§ About this task:
Where a line contains the word "none", copy that line from the records below.
*** Source data ***
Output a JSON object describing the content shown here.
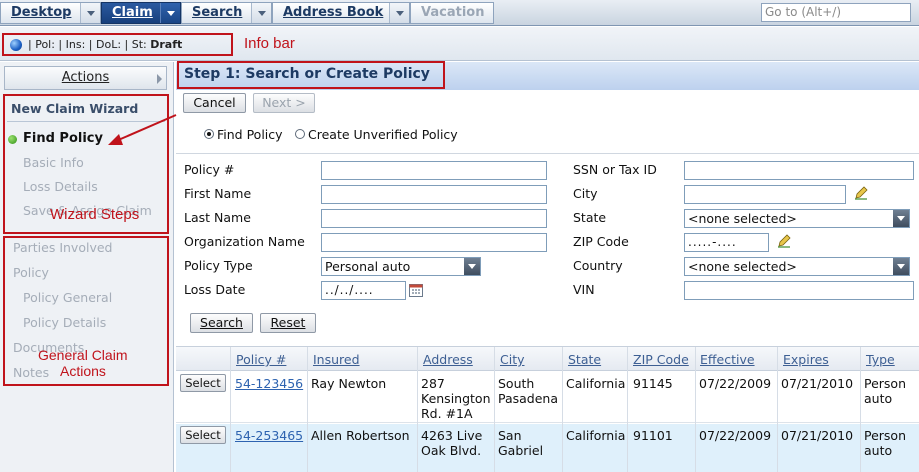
{
  "tabs": [
    {
      "label": "Desktop",
      "state": "normal"
    },
    {
      "label": "Claim",
      "state": "active"
    },
    {
      "label": "Search",
      "state": "normal"
    },
    {
      "label": "Address Book",
      "state": "normal"
    },
    {
      "label": "Vacation",
      "state": "disabled"
    }
  ],
  "goto": {
    "placeholder": "Go to (Alt+/)"
  },
  "infobar": {
    "text": "| Pol: | Ins: | DoL: | St: ",
    "status": "Draft",
    "callout": "Info bar"
  },
  "sidebar": {
    "actions_label": "Actions",
    "wizard_title": "New Claim Wizard",
    "wizard_steps": [
      "Find Policy",
      "Basic Info",
      "Loss Details",
      "Save & Assign Claim"
    ],
    "wizard_callout": "Wizard Steps",
    "general_items": [
      "Parties Involved",
      "Policy",
      "Policy General",
      "Policy Details",
      "Documents",
      "Notes"
    ],
    "general_callout_line1": "General Claim",
    "general_callout_line2": "Actions"
  },
  "step": {
    "title": "Step 1: Search or Create Policy"
  },
  "buttons": {
    "cancel": "Cancel",
    "next": "Next >",
    "search": "Search",
    "reset": "Reset"
  },
  "mode": {
    "find": "Find Policy",
    "create": "Create Unverified Policy",
    "selected": "find"
  },
  "form": {
    "left_labels": [
      "Policy #",
      "First Name",
      "Last Name",
      "Organization Name",
      "Policy Type",
      "Loss Date"
    ],
    "right_labels": [
      "SSN or Tax ID",
      "City",
      "State",
      "ZIP Code",
      "Country",
      "VIN"
    ],
    "policy_type_value": "Personal auto",
    "loss_date_mask": "../../....",
    "state_value": "<none selected>",
    "zip_mask": ".....-....",
    "country_value": "<none selected>"
  },
  "results": {
    "columns": [
      "Policy #",
      "Insured",
      "Address",
      "City",
      "State",
      "ZIP Code",
      "Effective",
      "Expires",
      "Type"
    ],
    "select_label": "Select",
    "rows": [
      {
        "policy": "54-123456",
        "insured": "Ray Newton",
        "address": [
          "287",
          "Kensington",
          "Rd. #1A"
        ],
        "city": [
          "South",
          "Pasadena"
        ],
        "state": "California",
        "zip": "91145",
        "effective": "07/22/2009",
        "expires": "07/21/2010",
        "type": [
          "Person",
          "auto"
        ]
      },
      {
        "policy": "54-253465",
        "insured": "Allen Robertson",
        "address": [
          "4263 Live",
          "Oak Blvd."
        ],
        "city": [
          "San",
          "Gabriel"
        ],
        "state": "California",
        "zip": "91101",
        "effective": "07/22/2009",
        "expires": "07/21/2010",
        "type": [
          "Person",
          "auto"
        ]
      }
    ]
  },
  "colors": {
    "callout": "#c0131b",
    "active_tab": "#1f4b8e",
    "header": "#c9d9f0",
    "selected_row": "#dff0fb"
  }
}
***
§ Reply:
    "state_value": "<none selected>",
    "country_value": "<none selected>"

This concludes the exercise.